A new NBC News/Marist poll is the latest to raise the possibility of a runoff in the Georgia race to governor, showing both candidates hovering below the majority-vote threshold to win the contest outright.
The poll showed Brian Kemp leading Stacey Abrams 46-45 – a statistically insignificant difference within the margin of error. It has Libertarian Ted Metz at 4 percent, about twice as high as other recent polls.
A spate of surveys, including a recent poll conducted by The Atlanta Journal-Constitution, also has the two rivals in a statistical tie. If no candidate tops 50 percent in the November vote, a Dec. 4 runoff between the two will be required.
That’s a daunting prospect for both candidates, who have prepared for the contest for years and formally announced early last year. But it could be a greater challenge for Abrams, as Democrats typically struggle in general-election runoff elections in Georgia.
(The last high-profile statewide race of that type in Georgia came in 2008 when Republican incumbent U.S. Sen. Saxby Chambliss fell just shy of the majority-vote needed to avoid a runoff against Jim Martin – and then trounced the Democrat in December.)
Neither campaign is openly talking about the possibility of a runoff, and operatives on both sides of the aisle believe that the third-party vote will be squeezed in such a polarized electorate.
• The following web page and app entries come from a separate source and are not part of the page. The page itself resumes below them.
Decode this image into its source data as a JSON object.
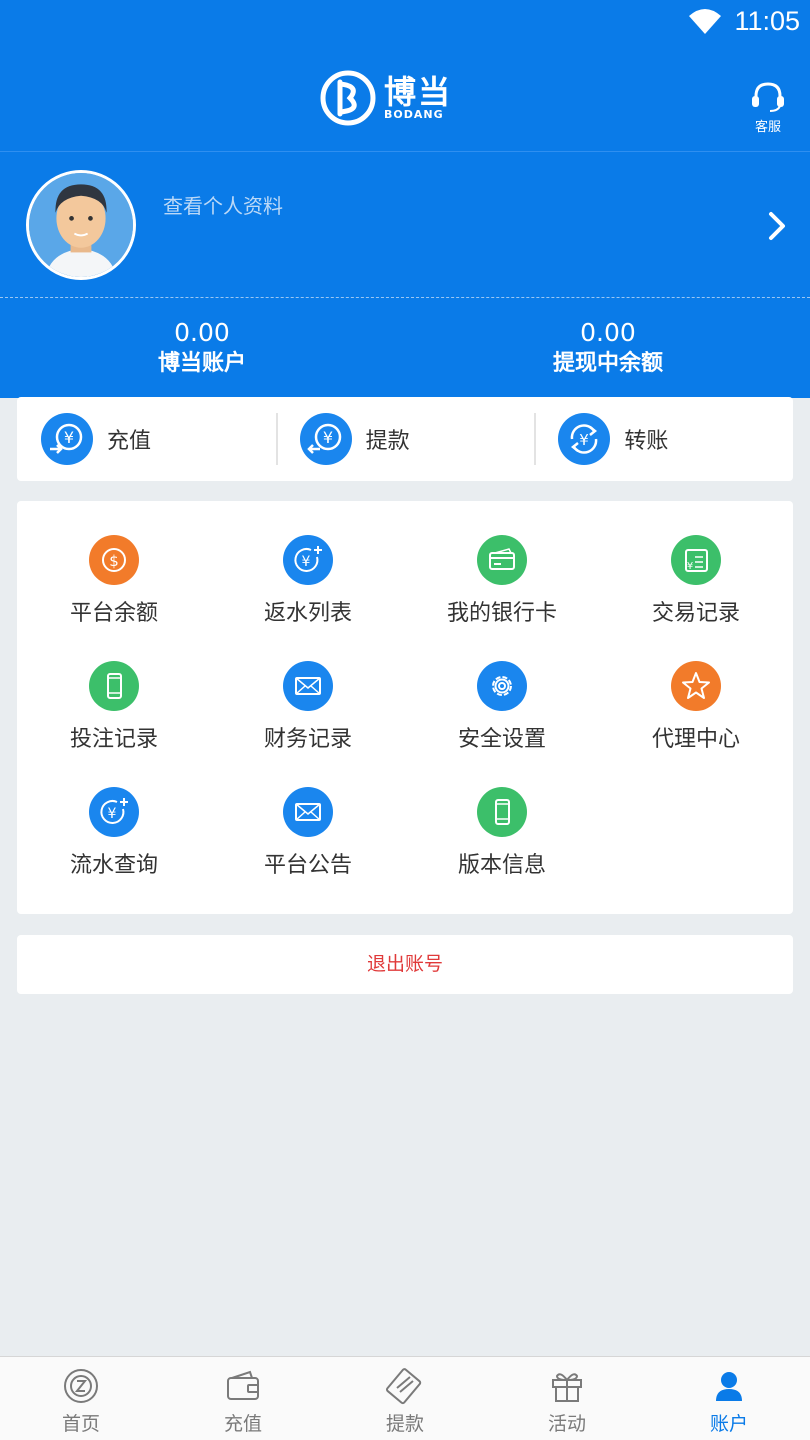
{
  "status_bar": {
    "time": "11:05"
  },
  "header": {
    "logo_cn": "博当",
    "logo_en": "BODANG",
    "service_label": "客服"
  },
  "profile": {
    "view_profile": "查看个人资料",
    "account_amount": "0.00",
    "account_label": "博当账户",
    "withdrawing_amount": "0.00",
    "withdrawing_label": "提现中余额"
  },
  "quick_actions": [
    {
      "label": "充值",
      "icon": "recharge-icon"
    },
    {
      "label": "提款",
      "icon": "withdraw-icon"
    },
    {
      "label": "转账",
      "icon": "transfer-icon"
    }
  ],
  "menu": [
    {
      "label": "平台余额",
      "icon": "coin-icon",
      "color": "#f27b2a"
    },
    {
      "label": "返水列表",
      "icon": "yuan-plus-icon",
      "color": "#1a86ee"
    },
    {
      "label": "我的银行卡",
      "icon": "bank-card-icon",
      "color": "#3cbf6a"
    },
    {
      "label": "交易记录",
      "icon": "receipt-icon",
      "color": "#3cbf6a"
    },
    {
      "label": "投注记录",
      "icon": "phone-icon",
      "color": "#3cbf6a"
    },
    {
      "label": "财务记录",
      "icon": "mail-icon",
      "color": "#1a86ee"
    },
    {
      "label": "安全设置",
      "icon": "gear-icon",
      "color": "#1a86ee"
    },
    {
      "label": "代理中心",
      "icon": "star-icon",
      "color": "#f27b2a"
    },
    {
      "label": "流水查询",
      "icon": "yuan-plus-icon",
      "color": "#1a86ee"
    },
    {
      "label": "平台公告",
      "icon": "mail-icon",
      "color": "#1a86ee"
    },
    {
      "label": "版本信息",
      "icon": "phone-icon",
      "color": "#3cbf6a"
    }
  ],
  "logout_label": "退出账号",
  "tabs": [
    {
      "label": "首页",
      "icon": "home-chip-icon"
    },
    {
      "label": "充值",
      "icon": "wallet-icon"
    },
    {
      "label": "提款",
      "icon": "card-icon"
    },
    {
      "label": "活动",
      "icon": "gift-icon"
    },
    {
      "label": "账户",
      "icon": "user-icon",
      "active": true
    }
  ],
  "colors": {
    "primary": "#0a7be8",
    "logout": "#e03a3a",
    "background": "#e9edf0"
  }
}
Still, even marginal support for Metz could force the race into overtime if the November vote is razor-tight. And at Tuesday’s first televised debate, Metz made clear he’s happy to play the spoiler.
“This is going to be a runoff anyway,” he said. “If you’re tired of the two-party system and the two-party tyranny of the oligarchs running the planet, then a vote for me is a protest vote to show them that you are sick and tired of the same ol’ stuff.”
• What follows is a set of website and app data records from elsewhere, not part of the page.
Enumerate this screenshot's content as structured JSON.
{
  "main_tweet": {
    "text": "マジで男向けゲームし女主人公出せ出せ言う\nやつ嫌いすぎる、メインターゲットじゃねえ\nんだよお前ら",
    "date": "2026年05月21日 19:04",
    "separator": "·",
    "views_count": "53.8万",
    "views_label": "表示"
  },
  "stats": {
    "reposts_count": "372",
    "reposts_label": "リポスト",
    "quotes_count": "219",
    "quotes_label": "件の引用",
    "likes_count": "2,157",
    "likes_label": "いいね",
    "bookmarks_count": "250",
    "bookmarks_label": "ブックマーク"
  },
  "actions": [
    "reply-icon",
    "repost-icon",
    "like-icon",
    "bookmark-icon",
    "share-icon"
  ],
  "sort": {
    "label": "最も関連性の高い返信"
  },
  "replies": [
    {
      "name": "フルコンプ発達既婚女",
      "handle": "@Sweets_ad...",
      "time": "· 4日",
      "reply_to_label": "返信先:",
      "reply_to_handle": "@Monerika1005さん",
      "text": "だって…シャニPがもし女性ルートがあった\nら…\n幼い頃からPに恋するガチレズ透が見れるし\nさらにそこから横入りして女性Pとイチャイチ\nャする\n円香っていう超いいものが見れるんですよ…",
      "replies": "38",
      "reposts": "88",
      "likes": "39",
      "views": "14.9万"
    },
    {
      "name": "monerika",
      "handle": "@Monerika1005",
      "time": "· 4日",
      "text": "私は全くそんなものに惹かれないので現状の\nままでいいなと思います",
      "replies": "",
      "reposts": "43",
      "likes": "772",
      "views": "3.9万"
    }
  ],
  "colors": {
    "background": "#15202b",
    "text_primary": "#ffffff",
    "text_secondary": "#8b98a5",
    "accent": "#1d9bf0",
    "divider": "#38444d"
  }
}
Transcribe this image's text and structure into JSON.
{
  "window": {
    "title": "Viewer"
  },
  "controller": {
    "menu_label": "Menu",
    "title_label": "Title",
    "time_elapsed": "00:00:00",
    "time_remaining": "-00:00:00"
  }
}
Gov. Nathan Deal’s call for a special legislative session the week after the election adds another wrinkle: Since he’s a statewide officer – and has refused calls to resign – Kemp would be barred from raising campaign cash during that crucial time period.
One more thing to keep in mind when parsing this poll: It had black voters at 25 percent of the likely voter sample, lower than other recent surveys. Abrams hopes to push the African-American share of the overall electorate beyond 30 percent.
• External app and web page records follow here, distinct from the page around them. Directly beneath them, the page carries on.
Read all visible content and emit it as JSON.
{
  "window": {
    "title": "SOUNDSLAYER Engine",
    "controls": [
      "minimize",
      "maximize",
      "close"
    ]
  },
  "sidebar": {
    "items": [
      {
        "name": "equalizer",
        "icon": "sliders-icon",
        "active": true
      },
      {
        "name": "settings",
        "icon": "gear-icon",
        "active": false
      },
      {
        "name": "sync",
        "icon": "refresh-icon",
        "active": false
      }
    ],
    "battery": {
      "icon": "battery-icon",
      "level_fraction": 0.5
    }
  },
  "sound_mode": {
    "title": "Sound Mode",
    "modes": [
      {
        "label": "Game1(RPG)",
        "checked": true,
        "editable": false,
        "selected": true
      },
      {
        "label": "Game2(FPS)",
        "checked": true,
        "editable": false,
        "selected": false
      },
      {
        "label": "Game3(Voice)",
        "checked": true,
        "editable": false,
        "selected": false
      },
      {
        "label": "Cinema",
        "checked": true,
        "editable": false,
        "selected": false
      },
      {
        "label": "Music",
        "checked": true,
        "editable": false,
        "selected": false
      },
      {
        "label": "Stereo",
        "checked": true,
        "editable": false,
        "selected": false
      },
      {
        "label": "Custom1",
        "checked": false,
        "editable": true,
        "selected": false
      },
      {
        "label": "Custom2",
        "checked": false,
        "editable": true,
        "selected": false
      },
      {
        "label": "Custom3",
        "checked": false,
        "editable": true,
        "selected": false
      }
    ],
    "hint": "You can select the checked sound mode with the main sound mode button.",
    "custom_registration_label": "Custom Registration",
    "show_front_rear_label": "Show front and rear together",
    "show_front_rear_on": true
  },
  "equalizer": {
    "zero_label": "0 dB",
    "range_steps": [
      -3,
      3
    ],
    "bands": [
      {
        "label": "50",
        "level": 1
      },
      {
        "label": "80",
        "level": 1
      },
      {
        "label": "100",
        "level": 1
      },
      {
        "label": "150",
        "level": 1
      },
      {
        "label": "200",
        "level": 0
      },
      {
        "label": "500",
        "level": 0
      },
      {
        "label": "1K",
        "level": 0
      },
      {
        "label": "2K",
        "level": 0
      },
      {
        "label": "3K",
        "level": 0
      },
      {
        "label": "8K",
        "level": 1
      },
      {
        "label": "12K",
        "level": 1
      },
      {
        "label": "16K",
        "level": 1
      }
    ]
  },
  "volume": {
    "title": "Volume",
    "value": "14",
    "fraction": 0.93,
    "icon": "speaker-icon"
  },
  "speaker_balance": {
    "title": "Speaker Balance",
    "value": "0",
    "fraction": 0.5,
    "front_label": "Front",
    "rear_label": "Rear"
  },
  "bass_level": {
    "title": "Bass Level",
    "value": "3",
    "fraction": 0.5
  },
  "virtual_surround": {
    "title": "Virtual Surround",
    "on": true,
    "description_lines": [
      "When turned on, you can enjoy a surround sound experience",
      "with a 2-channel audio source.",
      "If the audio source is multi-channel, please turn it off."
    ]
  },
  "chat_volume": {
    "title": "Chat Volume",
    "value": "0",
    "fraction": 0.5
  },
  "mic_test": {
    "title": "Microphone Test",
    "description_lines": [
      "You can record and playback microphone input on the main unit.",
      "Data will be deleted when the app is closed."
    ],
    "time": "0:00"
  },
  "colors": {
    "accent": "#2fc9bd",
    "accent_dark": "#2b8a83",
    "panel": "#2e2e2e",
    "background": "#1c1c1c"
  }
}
- Abrams has an 84-11 lead among black voters, while Kemp has a 2-1 edge over Abrams among whites. Abrams has a double digit-lead among younger voters and leads Kemp with women 55-41.
- Kemp leads Abrams among rural voters by a 2-1 margin and men by 18 percentage points. He trails Abrams among independents 50-41.
- It’s the latest in a spate of recent surveys to show President Donald Trump’s approval ratings on the uptick, jumping from the low 40s earlier this year to 49 percent now. About 45 percent disapprove.
- About 40 percent of likely voters say they’re more apt to back a candidate who vouched for Supreme Court nominee Brett Kavanaugh, compared with 36 percent who say the opposite.
Support real journalism. Support local journalism. Subscribe to The Atlanta Journal-Constitution today. See offers.
Your subscription to the Atlanta Journal-Constitution funds in-depth reporting and investigations that keep you informed. Thank you for supporting real journalism.
Download the new AJC app. More local news, more breaking news and in-depth journalism. AJC.com. Atlanta. News. Now.
Download the new AJC app. More local news, more breaking news and in-depth journalism.
With the largest team in the state, the AJC reports what’s really going on with your tax dollars and your elected officials. Subscribe today. Visit the AJC's Georgia Navigator for the latest in Georgia politics.
Your subscription to The Atlanta Journal-Constitution funds in-depth reporting and investigations that keep you informed. Thank you for supporting real journalism. Visit the AJC's Georgia Navigator for the latest in Georgia politics.